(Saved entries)
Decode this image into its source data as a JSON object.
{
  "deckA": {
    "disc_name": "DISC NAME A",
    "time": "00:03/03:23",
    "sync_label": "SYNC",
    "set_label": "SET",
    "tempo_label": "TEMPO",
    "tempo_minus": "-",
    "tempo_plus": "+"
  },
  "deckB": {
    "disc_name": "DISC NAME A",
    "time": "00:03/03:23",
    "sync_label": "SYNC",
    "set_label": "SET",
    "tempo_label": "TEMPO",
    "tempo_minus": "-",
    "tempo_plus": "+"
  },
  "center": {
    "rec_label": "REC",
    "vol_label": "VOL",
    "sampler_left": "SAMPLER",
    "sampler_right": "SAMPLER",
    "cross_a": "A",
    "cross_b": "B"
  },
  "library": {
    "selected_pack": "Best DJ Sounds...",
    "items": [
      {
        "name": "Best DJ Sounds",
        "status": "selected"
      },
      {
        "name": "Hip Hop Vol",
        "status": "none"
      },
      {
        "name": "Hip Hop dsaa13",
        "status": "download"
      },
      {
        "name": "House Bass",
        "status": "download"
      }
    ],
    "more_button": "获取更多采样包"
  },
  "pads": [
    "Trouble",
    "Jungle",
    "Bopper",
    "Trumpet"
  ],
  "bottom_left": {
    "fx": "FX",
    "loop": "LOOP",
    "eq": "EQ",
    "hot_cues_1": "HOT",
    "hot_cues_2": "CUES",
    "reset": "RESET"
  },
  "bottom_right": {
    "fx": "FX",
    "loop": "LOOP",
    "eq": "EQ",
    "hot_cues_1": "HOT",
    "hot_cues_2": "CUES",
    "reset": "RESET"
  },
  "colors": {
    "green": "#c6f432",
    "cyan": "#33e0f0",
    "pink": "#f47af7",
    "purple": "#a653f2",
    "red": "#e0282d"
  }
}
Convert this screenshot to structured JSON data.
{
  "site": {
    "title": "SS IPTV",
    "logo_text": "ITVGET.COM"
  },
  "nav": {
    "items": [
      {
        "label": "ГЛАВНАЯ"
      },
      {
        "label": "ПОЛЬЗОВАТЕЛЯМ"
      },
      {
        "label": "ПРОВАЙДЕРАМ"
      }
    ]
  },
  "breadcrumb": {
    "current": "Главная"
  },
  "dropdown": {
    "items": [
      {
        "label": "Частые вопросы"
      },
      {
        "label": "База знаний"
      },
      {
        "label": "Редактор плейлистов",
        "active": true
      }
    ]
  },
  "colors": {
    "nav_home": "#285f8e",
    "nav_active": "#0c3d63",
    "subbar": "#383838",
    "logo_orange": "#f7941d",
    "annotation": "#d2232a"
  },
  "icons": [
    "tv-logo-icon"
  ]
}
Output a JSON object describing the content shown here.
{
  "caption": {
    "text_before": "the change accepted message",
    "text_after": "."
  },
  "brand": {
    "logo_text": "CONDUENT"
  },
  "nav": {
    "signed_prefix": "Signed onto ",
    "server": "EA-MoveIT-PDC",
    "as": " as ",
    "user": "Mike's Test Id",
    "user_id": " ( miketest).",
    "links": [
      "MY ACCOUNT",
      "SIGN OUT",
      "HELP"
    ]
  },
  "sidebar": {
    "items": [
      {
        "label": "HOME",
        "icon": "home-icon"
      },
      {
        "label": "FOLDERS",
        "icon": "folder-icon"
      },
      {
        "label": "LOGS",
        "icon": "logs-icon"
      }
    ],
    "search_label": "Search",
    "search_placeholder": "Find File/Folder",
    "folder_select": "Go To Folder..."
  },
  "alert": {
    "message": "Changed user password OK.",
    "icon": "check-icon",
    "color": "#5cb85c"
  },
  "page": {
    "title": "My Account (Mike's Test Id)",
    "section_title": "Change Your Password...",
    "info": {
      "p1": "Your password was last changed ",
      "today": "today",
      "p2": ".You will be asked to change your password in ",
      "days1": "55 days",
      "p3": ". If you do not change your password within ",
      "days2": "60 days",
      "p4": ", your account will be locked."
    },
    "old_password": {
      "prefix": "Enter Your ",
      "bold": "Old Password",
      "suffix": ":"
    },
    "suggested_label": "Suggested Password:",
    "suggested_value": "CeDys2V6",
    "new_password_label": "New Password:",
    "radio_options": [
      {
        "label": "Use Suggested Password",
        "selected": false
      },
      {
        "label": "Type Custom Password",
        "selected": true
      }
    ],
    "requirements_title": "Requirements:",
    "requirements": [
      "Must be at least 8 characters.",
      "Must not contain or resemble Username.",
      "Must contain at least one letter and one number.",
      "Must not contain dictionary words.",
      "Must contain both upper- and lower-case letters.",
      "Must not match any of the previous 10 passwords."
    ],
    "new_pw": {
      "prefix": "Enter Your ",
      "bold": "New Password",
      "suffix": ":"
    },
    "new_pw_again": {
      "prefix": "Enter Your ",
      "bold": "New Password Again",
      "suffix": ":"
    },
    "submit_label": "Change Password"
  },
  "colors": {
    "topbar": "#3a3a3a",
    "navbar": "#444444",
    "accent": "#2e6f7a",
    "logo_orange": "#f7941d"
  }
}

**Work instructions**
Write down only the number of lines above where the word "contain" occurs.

**Written solution**
4